|"Earthrise" Seattle Times|
Our Judeo-Christian narrative says that a God of sufficiency desired more - desired relationship - and by imagination and articulation brought creation in to being. The Christian story goes on to say that to poor parents in an occupied land, God's articulation became flesh and entered into the fullness of the human condition. In one person we find the fullness of God's grace and mercy, compassion and justice. Here, again, like in Earthrise, we find humility and wonder, vulnerability and strength.

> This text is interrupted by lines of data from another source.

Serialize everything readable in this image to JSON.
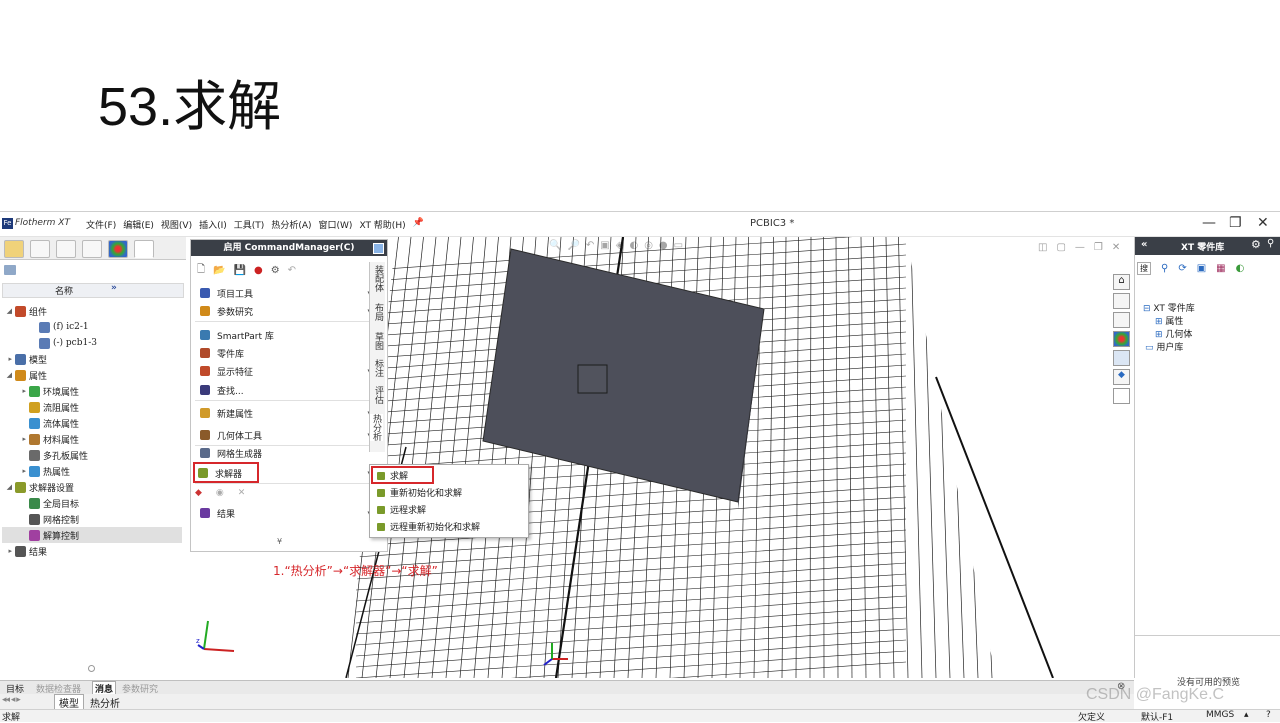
{
  "slide": {
    "title": "53.求解"
  },
  "window": {
    "app_name": "Flotherm XT",
    "doc_title": "PCBIC3 *",
    "menu": [
      "文件(F)",
      "编辑(E)",
      "视图(V)",
      "插入(I)",
      "工具(T)",
      "热分析(A)",
      "窗口(W)",
      "XT 帮助(H)"
    ]
  },
  "tree": {
    "header": "名称",
    "items": [
      {
        "label": "组件",
        "level": 0,
        "color": "#c24a2a"
      },
      {
        "label": "(f) ic2-1",
        "level": 2,
        "color": "#5a7bb5"
      },
      {
        "label": "(-) pcb1-3",
        "level": 2,
        "color": "#5a7bb5"
      },
      {
        "label": "模型",
        "level": 0,
        "color": "#4a6fa8"
      },
      {
        "label": "属性",
        "level": 0,
        "color": "#d08a1a"
      },
      {
        "label": "环境属性",
        "level": 1,
        "color": "#3aa648"
      },
      {
        "label": "流阻属性",
        "level": 1,
        "color": "#d0a020"
      },
      {
        "label": "流体属性",
        "level": 1,
        "color": "#3a90d0"
      },
      {
        "label": "材料属性",
        "level": 1,
        "color": "#b07830"
      },
      {
        "label": "多孔板属性",
        "level": 1,
        "color": "#6a6a6a"
      },
      {
        "label": "热属性",
        "level": 1,
        "color": "#3a90d0"
      },
      {
        "label": "求解器设置",
        "level": 0,
        "color": "#8a9a2a"
      },
      {
        "label": "全局目标",
        "level": 1,
        "color": "#3a8a4a"
      },
      {
        "label": "网格控制",
        "level": 1,
        "color": "#555555"
      },
      {
        "label": "解算控制",
        "level": 1,
        "color": "#a040a0"
      },
      {
        "label": "结果",
        "level": 0,
        "color": "#555555"
      }
    ]
  },
  "command_manager": {
    "title": "启用 CommandManager(C)",
    "items": [
      "项目工具",
      "参数研究",
      "SmartPart 库",
      "零件库",
      "显示特征",
      "查找...",
      "新建属性",
      "几何体工具",
      "网格生成器",
      "求解器",
      "结果"
    ],
    "vertical_tabs": [
      "装配体",
      "布局",
      "草图",
      "标注",
      "评估",
      "热分析"
    ]
  },
  "solver_submenu": {
    "items": [
      "求解",
      "重新初始化和求解",
      "远程求解",
      "远程重新初始化和求解"
    ]
  },
  "annotation": "1.“热分析”→“求解器”→“求解”",
  "right_panel": {
    "title": "XT 零件库",
    "tree": [
      "XT 零件库",
      "属性",
      "几何体",
      "用户库"
    ],
    "footer": "没有可用的预览"
  },
  "bottom": {
    "tabs": [
      "目标",
      "数据检查器",
      "消息",
      "参数研究"
    ],
    "model_tabs": [
      "模型",
      "热分析"
    ]
  },
  "status": {
    "left": "求解",
    "items": [
      "欠定义",
      "默认-F1",
      "MMGS"
    ]
  },
  "watermark": "CSDN @FangKe.C"
}
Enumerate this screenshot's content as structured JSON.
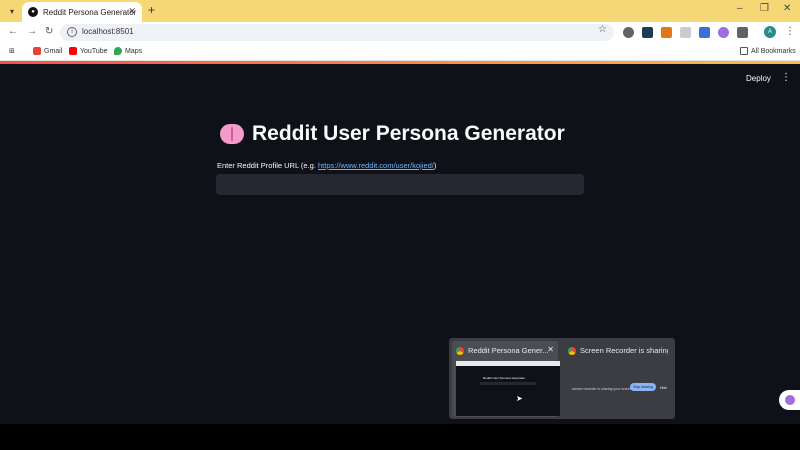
{
  "browser": {
    "tab_title": "Reddit Persona Generator",
    "tab_close": "✕",
    "new_tab": "+",
    "url": "localhost:8501",
    "bookmarks": [
      "Gmail",
      "YouTube",
      "Maps"
    ],
    "all_bookmarks": "All Bookmarks",
    "profile_initial": "A"
  },
  "app": {
    "deploy_label": "Deploy",
    "title": "Reddit User Persona Generator",
    "input_label_prefix": "Enter Reddit Profile URL (e.g. ",
    "input_label_link": "https://www.reddit.com/user/kojied/",
    "input_label_suffix": ")",
    "input_value": ""
  },
  "screen_share": {
    "card1_title": "Reddit Persona Gener...",
    "card2_title": "Screen Recorder is sharing y...",
    "thumb_title": "Reddit User Persona Generator",
    "thumb2_text": "screen recorder is sharing your screen",
    "stop_sharing": "Stop sharing",
    "hide": "Hide"
  },
  "colors": {
    "app_bg": "#0e1117",
    "tabstrip_bg": "#f6d776",
    "input_bg": "#262730",
    "link": "#6db4ff"
  }
}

Christmas is an invitation to a new perspective and the new experiences that perspectives brings. It takes us on a journey to see the world more fully and wholly and to engage in it without reserve. What does it mean to share this blue ball with one another? Christmas asks of us to do something almost impossible - to see and not be afraid, to confront the overwhelming aloneness of darkness and to not be overwhelmed, to see the joy and wonder and glory in that one little blue dot rather than the imposing emptiness that surrounds it as vast as it is. Christmas is about relationship - God's relationship with us and our relationship with one another. We live on a small floating ball together - Muslims and Buddhists, straight and gay, Easterners and Westerners, capitalists and socialists. We are immigrants, migrants, refugees, and travelers. Here we are. We live along rivers and in valleys, in deserts and on mountains. We speak hundreds and hundreds of different languages. We worship different gods. We sing different songs. We tell different fables. But we are neighbors. We are here in the ocean of space together.
When we as Christians arrive at the manger, we find not a king with power and armies and a palace. We find the brokenness of humanity in poverty. We also find the limitless joy and possibility of new life and the uncertainty that accompanies new parenthood. We find the earthiness of animals - their smell, their waste, their warmth. We find nomads and shepherds. And there are angels proclaiming to us over and over that we might not be overwhelmed by the smallness and the poverty and the uncertainty. They are the color in our story that punctuates the darkness of everything by saying "Do not be afraid for I bring you glad tidings of great joy." They sing what we should feel, "Glory in the highest." The manger is a new world without domination or violence. It is a the feeding trough for the world. It is where all come and find room and hospitality and warmth, and no one is turned away. The manger is like our Earth floating amidst space; it is one small place of respite in a conflicted hurting world.
May Christmas offer you a new perspective. May it change everything for you. In the midst of war and violence and grief and the loss of trust, may this day serve as a reminder of the wonder of life. In it, God's holy light pricks through the darkness. This evening, we welcome the Christ-child. May we nurture him with love by treating one another with gentleness and sacredness. As we live on the earth, may we treat it with reverence. It is God's breath shaped into our home. May we not look upon one another with suspicion but with love knowing we share a vulnerable experience with each other and that we need each other for our very existence. May Christmas be for us "Christrise," a new picture of reality that challenges everything and gives us hope. Amen.
*Ironically, William Anders left his home religion of Roman Catholicism after this experience, asking, "Are we that special? I don't think so."